Data entries
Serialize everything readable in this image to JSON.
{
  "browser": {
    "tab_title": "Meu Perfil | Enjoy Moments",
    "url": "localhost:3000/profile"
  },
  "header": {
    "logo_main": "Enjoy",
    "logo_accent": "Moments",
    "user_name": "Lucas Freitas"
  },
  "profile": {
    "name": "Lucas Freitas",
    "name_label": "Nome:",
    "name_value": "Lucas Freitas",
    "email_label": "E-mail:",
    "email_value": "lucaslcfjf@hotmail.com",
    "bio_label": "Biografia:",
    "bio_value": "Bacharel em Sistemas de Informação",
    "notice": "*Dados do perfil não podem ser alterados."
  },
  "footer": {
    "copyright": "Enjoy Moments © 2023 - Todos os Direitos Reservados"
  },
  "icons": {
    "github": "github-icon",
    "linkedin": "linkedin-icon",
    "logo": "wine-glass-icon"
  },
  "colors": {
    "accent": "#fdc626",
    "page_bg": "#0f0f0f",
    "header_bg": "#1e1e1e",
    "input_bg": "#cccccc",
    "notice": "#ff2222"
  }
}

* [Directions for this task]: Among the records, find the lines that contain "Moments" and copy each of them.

* [Answer box]:
    "tab_title": "Meu Perfil | Enjoy Moments",
    "logo_accent": "Moments",
    "copyright": "Enjoy Moments © 2023 - Todos os Direitos Reservados"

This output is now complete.